2) Hide your hive. Bees thrive in protected areas. The less exposure they have to the elements, the better. Full or part shade is ideal. In my apiary, the bees shielded from wind and hot southern sun, furthest from the Chesapeake bay, are doing their best.

Waxing Kara Wildflower fields on Chesterhaven Beach Farm
Photograph by Kirsten Elstner

3) Bees are notorious for flying the coop. When bees outgrow their living quarters, they find a new place to live. I had a very prolific and productive group of girls this year — which turned into an earlier-than-expected reduction in the workforce. If you aren’t checking in every 10 days after installing your bees, you run the same risk. I believe I would have produced quite a bit more honey this season if I had been watching more closely. 

4) Bee at Peace. I can be a real worrier, and in previous years, I found myself phoning seasoned beekeepers regularly with questions. Did they have enough food? Were they doing what they were supposed to do? This year, I stopped. I decided that I would do my best and not worry. I found peace of mind in knowing that I had three years of planting acres and acres of wildflowers behind me. Worry doesn’t help progress. Ever.
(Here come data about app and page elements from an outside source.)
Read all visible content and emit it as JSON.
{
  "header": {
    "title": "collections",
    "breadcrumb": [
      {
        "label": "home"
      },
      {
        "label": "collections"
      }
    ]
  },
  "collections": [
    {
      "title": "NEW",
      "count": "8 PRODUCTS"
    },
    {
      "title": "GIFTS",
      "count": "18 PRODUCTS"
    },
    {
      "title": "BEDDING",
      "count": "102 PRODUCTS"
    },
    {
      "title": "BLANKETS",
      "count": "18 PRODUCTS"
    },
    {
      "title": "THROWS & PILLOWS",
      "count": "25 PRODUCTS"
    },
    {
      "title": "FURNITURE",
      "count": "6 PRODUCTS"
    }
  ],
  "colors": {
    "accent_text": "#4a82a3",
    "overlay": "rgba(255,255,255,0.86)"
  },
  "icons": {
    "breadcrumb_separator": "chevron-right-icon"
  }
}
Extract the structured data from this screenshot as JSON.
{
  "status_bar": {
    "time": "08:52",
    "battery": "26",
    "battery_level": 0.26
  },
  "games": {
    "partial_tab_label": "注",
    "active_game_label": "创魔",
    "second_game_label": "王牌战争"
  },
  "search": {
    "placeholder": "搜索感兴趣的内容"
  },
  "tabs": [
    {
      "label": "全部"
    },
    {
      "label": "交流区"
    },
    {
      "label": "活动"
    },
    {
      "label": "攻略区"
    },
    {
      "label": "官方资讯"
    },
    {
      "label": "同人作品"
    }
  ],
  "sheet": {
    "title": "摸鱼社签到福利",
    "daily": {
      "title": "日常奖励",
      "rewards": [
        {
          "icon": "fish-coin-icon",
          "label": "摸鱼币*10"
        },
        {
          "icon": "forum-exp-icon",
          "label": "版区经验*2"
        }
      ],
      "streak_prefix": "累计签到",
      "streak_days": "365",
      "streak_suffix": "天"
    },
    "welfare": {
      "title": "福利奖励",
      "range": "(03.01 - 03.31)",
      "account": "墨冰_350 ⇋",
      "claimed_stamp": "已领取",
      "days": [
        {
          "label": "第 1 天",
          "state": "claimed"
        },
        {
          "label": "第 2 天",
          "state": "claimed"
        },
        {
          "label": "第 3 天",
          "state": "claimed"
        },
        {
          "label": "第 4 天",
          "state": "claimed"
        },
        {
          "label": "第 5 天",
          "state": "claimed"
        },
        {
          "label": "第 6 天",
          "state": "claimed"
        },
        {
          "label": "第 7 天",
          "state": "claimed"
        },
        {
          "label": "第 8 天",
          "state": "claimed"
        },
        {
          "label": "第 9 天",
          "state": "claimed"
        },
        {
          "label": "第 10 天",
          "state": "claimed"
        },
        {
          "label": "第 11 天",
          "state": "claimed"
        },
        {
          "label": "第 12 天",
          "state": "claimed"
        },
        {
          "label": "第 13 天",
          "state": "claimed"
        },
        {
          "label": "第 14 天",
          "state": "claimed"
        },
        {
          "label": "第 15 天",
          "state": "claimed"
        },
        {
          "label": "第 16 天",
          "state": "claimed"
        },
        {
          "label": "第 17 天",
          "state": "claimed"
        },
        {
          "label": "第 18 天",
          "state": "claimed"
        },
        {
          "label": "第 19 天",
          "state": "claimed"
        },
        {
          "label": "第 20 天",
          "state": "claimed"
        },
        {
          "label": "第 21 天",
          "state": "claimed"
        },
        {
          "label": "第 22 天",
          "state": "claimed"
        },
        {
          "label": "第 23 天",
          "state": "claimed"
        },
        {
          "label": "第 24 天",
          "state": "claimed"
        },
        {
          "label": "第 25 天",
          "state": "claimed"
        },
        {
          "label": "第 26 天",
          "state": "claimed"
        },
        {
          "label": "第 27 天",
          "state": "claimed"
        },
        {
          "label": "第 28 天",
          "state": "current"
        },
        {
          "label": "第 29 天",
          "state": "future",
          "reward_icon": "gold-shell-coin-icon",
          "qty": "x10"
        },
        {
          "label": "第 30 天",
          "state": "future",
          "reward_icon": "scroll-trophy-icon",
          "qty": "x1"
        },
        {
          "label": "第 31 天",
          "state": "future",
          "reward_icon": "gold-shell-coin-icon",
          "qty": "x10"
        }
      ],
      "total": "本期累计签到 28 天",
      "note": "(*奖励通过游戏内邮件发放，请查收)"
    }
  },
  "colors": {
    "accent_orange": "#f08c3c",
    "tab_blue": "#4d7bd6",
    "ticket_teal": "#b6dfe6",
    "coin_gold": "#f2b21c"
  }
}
Waxing Kara Spring Honey near a window with a frame of comb in background
Photograph by Helen Norman

5) Think outside the hive. What works for other beekeepers won’t always work for you. Don’t believe everything you read on the Internet — and realize that if you ask five beekeepers the same question, you may walk away with six answers.
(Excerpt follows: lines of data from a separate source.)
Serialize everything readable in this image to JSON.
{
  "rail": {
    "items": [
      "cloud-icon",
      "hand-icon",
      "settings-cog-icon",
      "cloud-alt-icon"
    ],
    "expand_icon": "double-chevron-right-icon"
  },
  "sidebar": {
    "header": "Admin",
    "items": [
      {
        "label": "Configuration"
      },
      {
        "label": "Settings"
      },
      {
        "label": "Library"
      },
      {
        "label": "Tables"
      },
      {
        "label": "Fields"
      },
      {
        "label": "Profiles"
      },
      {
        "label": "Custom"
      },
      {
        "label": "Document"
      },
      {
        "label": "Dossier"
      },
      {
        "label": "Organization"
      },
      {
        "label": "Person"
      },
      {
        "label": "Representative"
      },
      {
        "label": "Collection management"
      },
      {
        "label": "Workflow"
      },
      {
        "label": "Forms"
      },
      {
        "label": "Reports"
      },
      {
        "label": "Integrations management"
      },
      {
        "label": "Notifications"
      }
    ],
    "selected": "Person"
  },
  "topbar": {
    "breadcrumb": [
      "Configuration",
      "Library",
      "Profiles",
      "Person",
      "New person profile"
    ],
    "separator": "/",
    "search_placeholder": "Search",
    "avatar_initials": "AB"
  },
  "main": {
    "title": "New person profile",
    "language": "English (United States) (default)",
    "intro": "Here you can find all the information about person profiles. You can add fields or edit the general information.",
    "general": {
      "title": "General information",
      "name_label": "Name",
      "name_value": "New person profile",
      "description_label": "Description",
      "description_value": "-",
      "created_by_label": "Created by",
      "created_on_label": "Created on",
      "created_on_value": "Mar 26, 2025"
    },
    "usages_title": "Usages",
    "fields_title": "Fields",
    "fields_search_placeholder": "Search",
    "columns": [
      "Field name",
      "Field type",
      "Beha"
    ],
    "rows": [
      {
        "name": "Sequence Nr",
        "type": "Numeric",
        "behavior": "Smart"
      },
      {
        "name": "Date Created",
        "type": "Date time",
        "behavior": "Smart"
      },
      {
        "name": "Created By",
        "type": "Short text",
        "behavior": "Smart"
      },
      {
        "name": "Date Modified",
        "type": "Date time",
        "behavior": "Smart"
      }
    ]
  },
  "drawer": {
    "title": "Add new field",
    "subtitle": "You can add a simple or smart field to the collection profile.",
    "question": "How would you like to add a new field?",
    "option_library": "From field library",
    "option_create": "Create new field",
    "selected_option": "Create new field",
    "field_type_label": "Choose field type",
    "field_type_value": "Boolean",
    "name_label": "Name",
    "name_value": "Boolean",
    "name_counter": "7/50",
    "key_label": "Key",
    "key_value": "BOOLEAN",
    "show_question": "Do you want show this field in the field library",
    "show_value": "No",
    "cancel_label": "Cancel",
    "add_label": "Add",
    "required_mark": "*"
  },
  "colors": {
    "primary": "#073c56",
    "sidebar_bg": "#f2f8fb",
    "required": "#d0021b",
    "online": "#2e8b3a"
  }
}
There’s no remedy beyond knowing that’s there’s no “right” or “wrong” way. Take it all in, and try one or two things that make the most sense. Experience will reveal what works best for you. A few things that have helped me: Start with used, healthy hives that have been inspected prior to purchase and inspected by your local bee inspector. The more that you can acquire with drawn comb the better; practice pesticide-free farming; purchase packaged bees from a reputable grower and not a factory, and surround yourself with high-pollen flowering plants and trees.

Waxing Kara Hives on Chesterhaven Beach Farm
Photograph by Kara Brook

The flowering plants and trees on our farm include pear, apple, lavender, honeysuckle, sage, clover, sunflower, and lots of wildflowers and perennials. We call our artisanal honey “Spring.” It is complex and delicious.